So when I first started the series I was really impressed with sanderson’s writing style. These are massive texts that keep me engaged and handle large worlds. He brought in a complex government system and hundreds of religions (though only a couple were actively practiced over the course of the series). However my one knock was always large sections of exposition, and moments of unnecessary explanation. While it didn’t get any better or worse throughout the series it did bore me a little more by the end. Especially in this book since the plot was so static, like there was barely any movement at all.

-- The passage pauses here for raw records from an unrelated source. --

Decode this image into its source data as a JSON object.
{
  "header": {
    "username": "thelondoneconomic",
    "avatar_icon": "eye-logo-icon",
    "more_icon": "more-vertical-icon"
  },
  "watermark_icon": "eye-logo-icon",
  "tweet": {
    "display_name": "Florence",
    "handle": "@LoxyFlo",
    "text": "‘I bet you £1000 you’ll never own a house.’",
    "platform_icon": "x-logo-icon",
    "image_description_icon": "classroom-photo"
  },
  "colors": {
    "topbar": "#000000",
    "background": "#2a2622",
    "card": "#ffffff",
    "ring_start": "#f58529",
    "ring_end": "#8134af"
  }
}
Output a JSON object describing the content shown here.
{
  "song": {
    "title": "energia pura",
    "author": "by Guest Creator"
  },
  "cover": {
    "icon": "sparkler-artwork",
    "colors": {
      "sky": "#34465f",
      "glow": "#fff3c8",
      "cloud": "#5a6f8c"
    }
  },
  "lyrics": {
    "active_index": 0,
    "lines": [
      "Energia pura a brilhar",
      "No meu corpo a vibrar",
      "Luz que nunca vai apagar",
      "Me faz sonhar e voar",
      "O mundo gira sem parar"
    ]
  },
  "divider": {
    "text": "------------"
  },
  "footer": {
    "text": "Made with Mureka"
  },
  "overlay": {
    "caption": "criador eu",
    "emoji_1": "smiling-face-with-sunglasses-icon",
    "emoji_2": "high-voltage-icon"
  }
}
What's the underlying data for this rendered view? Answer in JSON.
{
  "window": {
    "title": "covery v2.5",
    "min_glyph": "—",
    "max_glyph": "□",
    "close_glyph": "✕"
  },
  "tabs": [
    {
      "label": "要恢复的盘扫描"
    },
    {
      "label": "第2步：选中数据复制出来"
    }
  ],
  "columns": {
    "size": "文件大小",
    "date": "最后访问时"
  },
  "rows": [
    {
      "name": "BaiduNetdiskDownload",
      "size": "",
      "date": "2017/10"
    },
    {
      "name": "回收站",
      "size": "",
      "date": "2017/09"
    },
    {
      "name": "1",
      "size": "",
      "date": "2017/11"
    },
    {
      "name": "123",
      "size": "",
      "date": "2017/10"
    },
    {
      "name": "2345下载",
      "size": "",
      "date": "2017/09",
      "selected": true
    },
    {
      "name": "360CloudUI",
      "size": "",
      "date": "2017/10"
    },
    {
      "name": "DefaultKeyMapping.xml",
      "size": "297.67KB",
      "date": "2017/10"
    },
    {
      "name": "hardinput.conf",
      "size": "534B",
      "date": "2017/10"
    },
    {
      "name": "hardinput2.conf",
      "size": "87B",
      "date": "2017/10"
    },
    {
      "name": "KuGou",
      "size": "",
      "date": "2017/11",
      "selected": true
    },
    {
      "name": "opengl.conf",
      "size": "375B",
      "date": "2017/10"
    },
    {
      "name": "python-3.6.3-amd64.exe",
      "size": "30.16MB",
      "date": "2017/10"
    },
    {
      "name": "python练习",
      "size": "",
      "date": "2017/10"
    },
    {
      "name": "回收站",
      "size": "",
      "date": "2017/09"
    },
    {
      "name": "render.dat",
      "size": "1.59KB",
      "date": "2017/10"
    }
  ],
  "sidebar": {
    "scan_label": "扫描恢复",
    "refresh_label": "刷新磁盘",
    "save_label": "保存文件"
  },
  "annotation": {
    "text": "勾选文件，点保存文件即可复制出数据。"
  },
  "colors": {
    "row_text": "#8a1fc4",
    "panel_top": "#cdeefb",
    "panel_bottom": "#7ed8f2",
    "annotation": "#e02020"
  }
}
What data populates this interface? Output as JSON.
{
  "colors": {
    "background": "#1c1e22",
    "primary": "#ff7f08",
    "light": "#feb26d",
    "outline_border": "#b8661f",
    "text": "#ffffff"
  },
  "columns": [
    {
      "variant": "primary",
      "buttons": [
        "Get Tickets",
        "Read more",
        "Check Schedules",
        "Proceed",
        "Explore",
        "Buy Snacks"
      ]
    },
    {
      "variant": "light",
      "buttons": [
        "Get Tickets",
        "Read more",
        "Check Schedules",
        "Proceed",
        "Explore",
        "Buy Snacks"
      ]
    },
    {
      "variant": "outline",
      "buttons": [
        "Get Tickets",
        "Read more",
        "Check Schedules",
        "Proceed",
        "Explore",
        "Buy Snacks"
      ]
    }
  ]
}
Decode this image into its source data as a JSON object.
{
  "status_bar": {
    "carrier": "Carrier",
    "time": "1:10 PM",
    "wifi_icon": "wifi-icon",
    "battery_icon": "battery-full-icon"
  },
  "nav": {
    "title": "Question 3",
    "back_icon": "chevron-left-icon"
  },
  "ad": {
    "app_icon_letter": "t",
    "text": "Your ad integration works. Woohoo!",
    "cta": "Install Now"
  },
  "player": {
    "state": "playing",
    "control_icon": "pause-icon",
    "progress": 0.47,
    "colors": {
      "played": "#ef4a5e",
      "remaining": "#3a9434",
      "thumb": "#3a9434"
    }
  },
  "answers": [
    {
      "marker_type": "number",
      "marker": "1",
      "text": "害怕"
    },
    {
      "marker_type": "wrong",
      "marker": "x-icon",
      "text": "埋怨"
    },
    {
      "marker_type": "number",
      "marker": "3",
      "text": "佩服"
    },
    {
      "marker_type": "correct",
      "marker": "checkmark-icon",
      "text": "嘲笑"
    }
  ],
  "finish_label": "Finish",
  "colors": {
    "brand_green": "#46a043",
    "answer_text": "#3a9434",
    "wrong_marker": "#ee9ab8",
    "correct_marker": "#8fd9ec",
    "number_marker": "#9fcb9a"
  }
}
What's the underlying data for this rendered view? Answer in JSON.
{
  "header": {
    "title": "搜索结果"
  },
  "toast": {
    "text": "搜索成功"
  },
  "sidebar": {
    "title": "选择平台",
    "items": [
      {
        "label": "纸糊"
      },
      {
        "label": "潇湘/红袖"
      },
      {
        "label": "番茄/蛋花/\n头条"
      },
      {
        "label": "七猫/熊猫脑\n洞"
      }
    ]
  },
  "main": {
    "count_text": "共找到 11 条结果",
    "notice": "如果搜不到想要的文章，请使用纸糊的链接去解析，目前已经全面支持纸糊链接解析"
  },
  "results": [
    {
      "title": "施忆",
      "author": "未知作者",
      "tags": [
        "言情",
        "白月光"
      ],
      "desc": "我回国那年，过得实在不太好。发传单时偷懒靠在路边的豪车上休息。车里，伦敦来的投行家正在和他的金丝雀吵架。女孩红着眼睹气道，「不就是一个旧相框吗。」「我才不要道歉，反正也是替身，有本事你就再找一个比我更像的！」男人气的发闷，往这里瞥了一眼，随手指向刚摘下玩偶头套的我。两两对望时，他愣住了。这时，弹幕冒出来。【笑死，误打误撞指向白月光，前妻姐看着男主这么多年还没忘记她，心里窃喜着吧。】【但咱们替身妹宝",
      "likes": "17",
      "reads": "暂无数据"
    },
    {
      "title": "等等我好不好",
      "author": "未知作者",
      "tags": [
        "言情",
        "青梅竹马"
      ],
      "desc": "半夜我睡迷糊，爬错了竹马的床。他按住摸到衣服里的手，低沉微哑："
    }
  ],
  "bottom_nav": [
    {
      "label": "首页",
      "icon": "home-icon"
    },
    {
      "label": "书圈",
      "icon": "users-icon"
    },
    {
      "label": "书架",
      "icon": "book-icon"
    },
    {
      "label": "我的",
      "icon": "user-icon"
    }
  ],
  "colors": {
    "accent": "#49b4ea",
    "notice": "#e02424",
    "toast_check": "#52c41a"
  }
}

The POVs shifted but the characters, with the exception of Spook, mostly stayed where they were and talked—then in between the talking there was a wall of explanation.
I thoroughly enjoyed this series.
Book rating 4/5
Series rating 4.5/5
Your KPI is most likely profit per customer
P*Q -TC = Profits
Increase the number of products
By writing a series you increase quantity while retaining the customers you’ve earned who are loyal to that world
Secrets Are For Flowers (Beds Are For Flowers book 2) is now live and available for pre-order When I started Beds Are For Flowers I had no idea it was going to be a series. I wanted to write a pure adventure story. Three children follow a road and when they reach the end they face their main conflict. I thought that was the beginning and end of it. I wrote a cute middle-grade fantasy that would go in my portfolio and maybe sell a few copies. I had no idea it would climb the hot new release charts and sell over 150 copies in the first two days. For the first time in my life I felt like a real author–I felt like this is something I could actually make a living from. The funny thing is, any book you write hs the opportunity to be a series. If you can complete a book then the working universe is already there for you to expand upon. The story of Clarence, Wakoba, and Jessi was only getting started and I knew I had to tell it.